Wow, a lot happens in this movie. I probably could have glossed over some of those details and just said “Batman and Joker fight and Batman wins in the end. Yay!” But would that really have covered all the bases? There’s a lot of underlying stuff here, between Batman’s moral ambiguity and Joker’s revelation that Batman and criminals he fights aren’t all that different. During the interrogation scene, Joker rightly points out that Bats let five people die before Dent came forward and took his place, which he also allowed to happen. That’s the hero that Gotham deserves?

There’s also the whole Harvey Dent-Rachel Dawes-Bruce Wayne love triangle, which interestingly sees her choose the guy that isn’t Batman (just before her demise, but she did choose him), who also isn’t a complete scumbag. That is usually the case in Hollywood blockbusters, right? The new boyfriend of the hero’s ex is always a total jerk. Oddly enough, until the end, when he goes on a bit of a killing spree, Harvey Dent isn’t bad at all. He’s kind of the only guy in the movie that doesn’t have a bad streak in him. Even Jim Gordon is working with cops that he knows are corrupt, since that’s pretty much all there is in this city.

But what I really would like to get into is Heath Ledger’s Oscar-winning Joker, what some call the role that killed him. Please don’t think that I am making light of that terrible tragedy. But some do speculate that his dedication to the role at least partly contributed to him losing sleep, which lead to him upping his medication dose, and so on. But what was it about this Joker that lead him to that gruesome fate, while Cesar Romero, Jack Nicholson, Jared Leto, and even Mark Hamill, are able to laugh through it and move on?

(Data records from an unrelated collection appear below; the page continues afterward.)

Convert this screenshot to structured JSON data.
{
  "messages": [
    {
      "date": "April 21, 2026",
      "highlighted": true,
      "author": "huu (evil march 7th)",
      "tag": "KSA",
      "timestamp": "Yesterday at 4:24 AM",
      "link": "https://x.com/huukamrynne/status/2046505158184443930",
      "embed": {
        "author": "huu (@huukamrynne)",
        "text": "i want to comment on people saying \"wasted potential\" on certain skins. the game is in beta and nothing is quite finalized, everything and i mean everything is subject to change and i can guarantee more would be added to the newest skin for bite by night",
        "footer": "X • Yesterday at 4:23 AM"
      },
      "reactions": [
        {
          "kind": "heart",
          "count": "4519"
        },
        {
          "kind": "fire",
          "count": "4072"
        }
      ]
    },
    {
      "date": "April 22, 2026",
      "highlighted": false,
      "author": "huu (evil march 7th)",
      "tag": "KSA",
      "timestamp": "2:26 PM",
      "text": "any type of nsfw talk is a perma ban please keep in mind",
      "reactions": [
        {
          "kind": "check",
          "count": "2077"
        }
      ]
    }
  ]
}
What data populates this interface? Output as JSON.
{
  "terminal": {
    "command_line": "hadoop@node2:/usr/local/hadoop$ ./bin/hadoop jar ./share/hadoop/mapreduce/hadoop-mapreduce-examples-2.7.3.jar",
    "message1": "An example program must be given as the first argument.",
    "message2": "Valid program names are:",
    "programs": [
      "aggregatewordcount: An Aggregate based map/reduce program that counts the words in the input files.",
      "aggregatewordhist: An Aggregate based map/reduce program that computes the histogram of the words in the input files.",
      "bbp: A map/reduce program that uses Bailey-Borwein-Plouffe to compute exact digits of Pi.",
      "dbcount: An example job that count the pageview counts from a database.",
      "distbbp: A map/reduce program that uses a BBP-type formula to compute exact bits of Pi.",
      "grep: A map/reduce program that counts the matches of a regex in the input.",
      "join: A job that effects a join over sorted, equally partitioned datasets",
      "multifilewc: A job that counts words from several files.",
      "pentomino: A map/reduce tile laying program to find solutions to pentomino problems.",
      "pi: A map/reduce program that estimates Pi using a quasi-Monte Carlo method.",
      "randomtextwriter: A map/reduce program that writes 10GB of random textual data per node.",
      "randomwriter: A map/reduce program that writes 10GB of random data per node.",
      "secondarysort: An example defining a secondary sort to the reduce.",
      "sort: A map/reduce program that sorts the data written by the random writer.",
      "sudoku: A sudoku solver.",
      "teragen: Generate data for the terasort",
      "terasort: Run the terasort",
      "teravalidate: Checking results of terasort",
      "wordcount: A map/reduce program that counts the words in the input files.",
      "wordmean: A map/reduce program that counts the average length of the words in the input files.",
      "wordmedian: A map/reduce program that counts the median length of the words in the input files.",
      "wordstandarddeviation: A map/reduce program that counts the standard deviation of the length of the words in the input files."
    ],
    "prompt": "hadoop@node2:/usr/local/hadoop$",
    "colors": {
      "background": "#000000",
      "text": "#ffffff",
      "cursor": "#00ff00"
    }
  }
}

Because this guy was crazy!


Obviously, Jack was comic book villain crazy, and I’m not saying that he didn’t bring his own Nicholson-ness to the role, and blaze a trail for all future Jokers. And maybe Romero had his impact as well, although probably more in a “Don’t be like him” way. And Mark Hamill is an awesome Joker on the animated series, but it is animated, and I don’t think he’s really allowed to go full homicidal with that character. But Ledger? His Joker was nuts!

Or maybe not. Maybe he was brilliant. Despite what he tells Dent in the hospital scene about not having plans, claiming that he’s like s dog who chases cars, Joker does seem to have a few good ideas. He steals money from the mob, which only serves to wake the cops up to them so they can throw them in jail. He then takes out a couple mobsters for good measure. He also tries to get his “frenemy” Batman into the game by asking him to reveal who he is. And then he converts Dent into the fold. As he says,”introduce a little anarchy… and everything becomes chaos.” And the best part? Chaos is fair. Did I mention that he’s wearing a nurse uniform while he’s saying all this? Maybe he is a bit off.

In the end, most of the mobsters are either dead or in jail, and the corrupt cops are all pretty much out of the picture, too. Harvey Dent is gone, and Batman goes into hiding for the next 8 years. As this redditor puts it, Joker is actually the protagonist of the movie. I don’t know about that, but he definitely restores balance to The Force, so to speak.

It’s been eights years since this movie came out, and we’ve seen a lot in that time. Even a new Joker and Batman. This new Joker acts a lot like the previous one, just with a few more tattoos, but he doesn’t really have any cool ideas, or theories on chaos, or anything to do with anything except he laughs and wears purple. And the new Batman? He’s just kinda old. But when I watched The Dark Knight again recently, I realized that we didn’t need those new ones, because these 2008 versions hold up just fine. In fact, I started thinking about the current state of the world. I thought about the corporate bigwigs that The Joker would probably call “schemers.” I thought about the current political climate, and the upcoming election, and how maybe someone needs to introduce a little anarchy into that (although, I wouldn’t call Trump a “schemer,” since he doesn’t seem to have any plans at all.) I’m certainly not abdicating violence, but maybe a little chaos wouldn’t be so bad right now. The Joker was right about one thing: chaos is fair, because, good or bad, we all get treated the same.